=== Data to use ===
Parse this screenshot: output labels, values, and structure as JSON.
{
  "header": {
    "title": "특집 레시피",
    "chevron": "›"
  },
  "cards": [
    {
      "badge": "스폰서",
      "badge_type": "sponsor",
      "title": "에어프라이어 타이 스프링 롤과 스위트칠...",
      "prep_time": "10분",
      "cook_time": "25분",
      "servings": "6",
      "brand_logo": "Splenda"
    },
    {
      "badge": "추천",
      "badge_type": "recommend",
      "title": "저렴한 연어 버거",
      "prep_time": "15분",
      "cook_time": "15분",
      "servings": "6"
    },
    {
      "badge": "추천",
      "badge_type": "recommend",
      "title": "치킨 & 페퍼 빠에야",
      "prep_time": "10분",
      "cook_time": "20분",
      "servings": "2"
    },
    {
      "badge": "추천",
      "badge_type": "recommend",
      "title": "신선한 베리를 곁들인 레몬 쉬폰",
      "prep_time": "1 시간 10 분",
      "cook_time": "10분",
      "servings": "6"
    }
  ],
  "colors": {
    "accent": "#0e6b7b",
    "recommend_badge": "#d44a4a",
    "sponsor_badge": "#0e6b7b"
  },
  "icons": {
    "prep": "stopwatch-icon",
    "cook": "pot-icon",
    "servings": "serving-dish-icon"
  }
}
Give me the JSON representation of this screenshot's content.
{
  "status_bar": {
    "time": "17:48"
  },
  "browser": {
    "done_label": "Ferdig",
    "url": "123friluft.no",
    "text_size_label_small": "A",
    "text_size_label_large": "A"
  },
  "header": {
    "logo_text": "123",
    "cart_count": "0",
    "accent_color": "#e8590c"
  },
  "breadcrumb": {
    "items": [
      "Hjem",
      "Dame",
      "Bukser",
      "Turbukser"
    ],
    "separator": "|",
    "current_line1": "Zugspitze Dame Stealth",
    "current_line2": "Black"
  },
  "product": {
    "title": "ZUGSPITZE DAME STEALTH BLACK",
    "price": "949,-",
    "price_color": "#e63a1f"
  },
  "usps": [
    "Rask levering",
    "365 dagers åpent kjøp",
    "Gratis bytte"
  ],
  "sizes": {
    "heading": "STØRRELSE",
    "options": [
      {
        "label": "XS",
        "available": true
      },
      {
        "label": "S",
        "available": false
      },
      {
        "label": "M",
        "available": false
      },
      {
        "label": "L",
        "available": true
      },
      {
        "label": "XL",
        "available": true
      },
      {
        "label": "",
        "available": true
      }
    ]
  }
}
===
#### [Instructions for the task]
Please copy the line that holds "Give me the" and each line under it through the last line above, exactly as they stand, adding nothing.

#### [Answer to the exercise]
Give me the JSON representation of this screenshot's content.
{
  "status_bar": {
    "time": "17:48"
  },
  "browser": {
    "done_label": "Ferdig",
    "url": "123friluft.no",
    "text_size_label_small": "A",
    "text_size_label_large": "A"
  },
  "header": {
    "logo_text": "123",
    "cart_count": "0",
    "accent_color": "#e8590c"
  },
  "breadcrumb": {
    "items": [
      "Hjem",
      "Dame",
      "Bukser",
      "Turbukser"
    ],
    "separator": "|",
    "current_line1": "Zugspitze Dame Stealth",
    "current_line2": "Black"
  },
  "product": {
    "title": "ZUGSPITZE DAME STEALTH BLACK",
    "price": "949,-",
    "price_color": "#e63a1f"
  },
  "usps": [
    "Rask levering",
    "365 dagers åpent kjøp",
    "Gratis bytte"
  ],
  "sizes": {
    "heading": "STØRRELSE",
    "options": [
      {
        "label": "XS",
        "available": true
      },
      {
        "label": "S",
        "available": false
      },
      {
        "label": "M",
        "available": false
      },
      {
        "label": "L",
        "available": true
      },
      {
        "label": "XL",
        "available": true
      },
      {
        "label": "",
        "available": true
      }
    ]
  }
}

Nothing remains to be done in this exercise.